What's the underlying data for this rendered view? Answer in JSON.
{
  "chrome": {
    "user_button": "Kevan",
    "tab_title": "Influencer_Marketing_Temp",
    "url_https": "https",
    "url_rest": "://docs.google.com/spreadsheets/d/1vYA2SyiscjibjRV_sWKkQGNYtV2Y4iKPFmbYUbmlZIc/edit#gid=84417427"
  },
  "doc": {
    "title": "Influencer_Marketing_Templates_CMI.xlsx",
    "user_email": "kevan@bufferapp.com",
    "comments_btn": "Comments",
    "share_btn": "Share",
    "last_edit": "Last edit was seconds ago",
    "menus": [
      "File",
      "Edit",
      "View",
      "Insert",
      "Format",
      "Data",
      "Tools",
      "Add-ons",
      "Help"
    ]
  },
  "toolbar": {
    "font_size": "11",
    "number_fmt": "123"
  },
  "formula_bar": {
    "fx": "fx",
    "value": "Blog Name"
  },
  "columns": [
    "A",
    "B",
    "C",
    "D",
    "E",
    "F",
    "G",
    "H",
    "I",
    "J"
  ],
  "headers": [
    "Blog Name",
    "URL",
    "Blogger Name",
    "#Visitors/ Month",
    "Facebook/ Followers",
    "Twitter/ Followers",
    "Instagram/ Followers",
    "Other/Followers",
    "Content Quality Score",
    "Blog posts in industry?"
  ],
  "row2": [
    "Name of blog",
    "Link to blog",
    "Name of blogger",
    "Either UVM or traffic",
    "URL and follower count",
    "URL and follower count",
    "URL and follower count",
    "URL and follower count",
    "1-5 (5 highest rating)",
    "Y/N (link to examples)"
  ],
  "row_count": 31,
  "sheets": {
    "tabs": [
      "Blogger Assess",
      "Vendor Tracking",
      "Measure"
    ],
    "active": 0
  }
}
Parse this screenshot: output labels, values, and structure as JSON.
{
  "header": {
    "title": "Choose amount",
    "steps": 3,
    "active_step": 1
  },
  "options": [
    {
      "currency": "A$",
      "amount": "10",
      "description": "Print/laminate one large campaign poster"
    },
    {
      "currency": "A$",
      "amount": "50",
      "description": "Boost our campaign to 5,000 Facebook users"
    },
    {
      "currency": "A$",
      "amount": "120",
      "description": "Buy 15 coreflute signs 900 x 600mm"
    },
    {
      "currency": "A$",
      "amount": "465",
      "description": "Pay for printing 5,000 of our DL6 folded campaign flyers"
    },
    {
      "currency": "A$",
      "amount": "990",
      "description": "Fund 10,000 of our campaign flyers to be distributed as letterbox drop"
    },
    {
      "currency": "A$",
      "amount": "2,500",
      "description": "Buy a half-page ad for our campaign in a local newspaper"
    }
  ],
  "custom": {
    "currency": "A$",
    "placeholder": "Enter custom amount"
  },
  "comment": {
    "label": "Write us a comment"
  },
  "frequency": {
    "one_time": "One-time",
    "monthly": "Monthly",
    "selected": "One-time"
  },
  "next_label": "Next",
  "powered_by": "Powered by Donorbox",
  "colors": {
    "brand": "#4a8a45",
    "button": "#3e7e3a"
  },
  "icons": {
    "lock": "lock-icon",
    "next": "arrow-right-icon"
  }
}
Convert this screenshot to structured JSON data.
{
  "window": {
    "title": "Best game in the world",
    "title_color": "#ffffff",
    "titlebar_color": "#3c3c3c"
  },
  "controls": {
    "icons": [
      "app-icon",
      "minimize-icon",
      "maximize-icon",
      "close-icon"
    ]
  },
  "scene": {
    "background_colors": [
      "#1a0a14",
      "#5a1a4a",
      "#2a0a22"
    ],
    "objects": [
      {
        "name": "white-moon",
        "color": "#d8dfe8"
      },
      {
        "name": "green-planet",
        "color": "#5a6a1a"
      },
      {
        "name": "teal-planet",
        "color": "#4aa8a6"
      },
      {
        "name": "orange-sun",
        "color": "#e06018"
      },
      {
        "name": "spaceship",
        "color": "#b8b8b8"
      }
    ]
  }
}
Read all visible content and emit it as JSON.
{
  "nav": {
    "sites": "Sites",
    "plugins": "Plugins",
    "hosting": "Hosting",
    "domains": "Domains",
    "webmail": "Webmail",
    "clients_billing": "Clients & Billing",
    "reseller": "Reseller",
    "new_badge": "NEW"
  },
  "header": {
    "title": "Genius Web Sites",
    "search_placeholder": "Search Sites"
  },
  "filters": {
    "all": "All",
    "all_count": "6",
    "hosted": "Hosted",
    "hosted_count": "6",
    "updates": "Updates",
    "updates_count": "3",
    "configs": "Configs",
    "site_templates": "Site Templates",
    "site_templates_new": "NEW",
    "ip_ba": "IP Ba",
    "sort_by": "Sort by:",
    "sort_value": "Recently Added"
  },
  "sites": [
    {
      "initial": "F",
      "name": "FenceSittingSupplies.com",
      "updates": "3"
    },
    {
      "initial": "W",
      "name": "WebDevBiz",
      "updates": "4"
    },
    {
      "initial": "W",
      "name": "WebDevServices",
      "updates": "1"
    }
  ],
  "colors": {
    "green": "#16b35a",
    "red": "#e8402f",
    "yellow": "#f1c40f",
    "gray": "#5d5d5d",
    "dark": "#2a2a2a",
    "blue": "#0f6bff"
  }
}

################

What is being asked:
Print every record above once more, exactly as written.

Answer space:
What's the underlying data for this rendered view? Answer in JSON.
{
  "chrome": {
    "user_button": "Kevan",
    "tab_title": "Influencer_Marketing_Temp",
    "url_https": "https",
    "url_rest": "://docs.google.com/spreadsheets/d/1vYA2SyiscjibjRV_sWKkQGNYtV2Y4iKPFmbYUbmlZIc/edit#gid=84417427"
  },
  "doc": {
    "title": "Influencer_Marketing_Templates_CMI.xlsx",
    "user_email": "kevan@bufferapp.com",
    "comments_btn": "Comments",
    "share_btn": "Share",
    "last_edit": "Last edit was seconds ago",
    "menus": [
      "File",
      "Edit",
      "View",
      "Insert",
      "Format",
      "Data",
      "Tools",
      "Add-ons",
      "Help"
    ]
  },
  "toolbar": {
    "font_size": "11",
    "number_fmt": "123"
  },
  "formula_bar": {
    "fx": "fx",
    "value": "Blog Name"
  },
  "columns": [
    "A",
    "B",
    "C",
    "D",
    "E",
    "F",
    "G",
    "H",
    "I",
    "J"
  ],
  "headers": [
    "Blog Name",
    "URL",
    "Blogger Name",
    "#Visitors/ Month",
    "Facebook/ Followers",
    "Twitter/ Followers",
    "Instagram/ Followers",
    "Other/Followers",
    "Content Quality Score",
    "Blog posts in industry?"
  ],
  "row2": [
    "Name of blog",
    "Link to blog",
    "Name of blogger",
    "Either UVM or traffic",
    "URL and follower count",
    "URL and follower count",
    "URL and follower count",
    "URL and follower count",
    "1-5 (5 highest rating)",
    "Y/N (link to examples)"
  ],
  "row_count": 31,
  "sheets": {
    "tabs": [
      "Blogger Assess",
      "Vendor Tracking",
      "Measure"
    ],
    "active": 0
  }
}
Parse this screenshot: output labels, values, and structure as JSON.
{
  "header": {
    "title": "Choose amount",
    "steps": 3,
    "active_step": 1
  },
  "options": [
    {
      "currency": "A$",
      "amount": "10",
      "description": "Print/laminate one large campaign poster"
    },
    {
      "currency": "A$",
      "amount": "50",
      "description": "Boost our campaign to 5,000 Facebook users"
    },
    {
      "currency": "A$",
      "amount": "120",
      "description": "Buy 15 coreflute signs 900 x 600mm"
    },
    {
      "currency": "A$",
      "amount": "465",
      "description": "Pay for printing 5,000 of our DL6 folded campaign flyers"
    },
    {
      "currency": "A$",
      "amount": "990",
      "description": "Fund 10,000 of our campaign flyers to be distributed as letterbox drop"
    },
    {
      "currency": "A$",
      "amount": "2,500",
      "description": "Buy a half-page ad for our campaign in a local newspaper"
    }
  ],
  "custom": {
    "currency": "A$",
    "placeholder": "Enter custom amount"
  },
  "comment": {
    "label": "Write us a comment"
  },
  "frequency": {
    "one_time": "One-time",
    "monthly": "Monthly",
    "selected": "One-time"
  },
  "next_label": "Next",
  "powered_by": "Powered by Donorbox",
  "colors": {
    "brand": "#4a8a45",
    "button": "#3e7e3a"
  },
  "icons": {
    "lock": "lock-icon",
    "next": "arrow-right-icon"
  }
}
Convert this screenshot to structured JSON data.
{
  "window": {
    "title": "Best game in the world",
    "title_color": "#ffffff",
    "titlebar_color": "#3c3c3c"
  },
  "controls": {
    "icons": [
      "app-icon",
      "minimize-icon",
      "maximize-icon",
      "close-icon"
    ]
  },
  "scene": {
    "background_colors": [
      "#1a0a14",
      "#5a1a4a",
      "#2a0a22"
    ],
    "objects": [
      {
        "name": "white-moon",
        "color": "#d8dfe8"
      },
      {
        "name": "green-planet",
        "color": "#5a6a1a"
      },
      {
        "name": "teal-planet",
        "color": "#4aa8a6"
      },
      {
        "name": "orange-sun",
        "color": "#e06018"
      },
      {
        "name": "spaceship",
        "color": "#b8b8b8"
      }
    ]
  }
}
Read all visible content and emit it as JSON.
{
  "nav": {
    "sites": "Sites",
    "plugins": "Plugins",
    "hosting": "Hosting",
    "domains": "Domains",
    "webmail": "Webmail",
    "clients_billing": "Clients & Billing",
    "reseller": "Reseller",
    "new_badge": "NEW"
  },
  "header": {
    "title": "Genius Web Sites",
    "search_placeholder": "Search Sites"
  },
  "filters": {
    "all": "All",
    "all_count": "6",
    "hosted": "Hosted",
    "hosted_count": "6",
    "updates": "Updates",
    "updates_count": "3",
    "configs": "Configs",
    "site_templates": "Site Templates",
    "site_templates_new": "NEW",
    "ip_ba": "IP Ba",
    "sort_by": "Sort by:",
    "sort_value": "Recently Added"
  },
  "sites": [
    {
      "initial": "F",
      "name": "FenceSittingSupplies.com",
      "updates": "3"
    },
    {
      "initial": "W",
      "name": "WebDevBiz",
      "updates": "4"
    },
    {
      "initial": "W",
      "name": "WebDevServices",
      "updates": "1"
    }
  ],
  "colors": {
    "green": "#16b35a",
    "red": "#e8402f",
    "yellow": "#f1c40f",
    "gray": "#5d5d5d",
    "dark": "#2a2a2a",
    "blue": "#0f6bff"
  }
}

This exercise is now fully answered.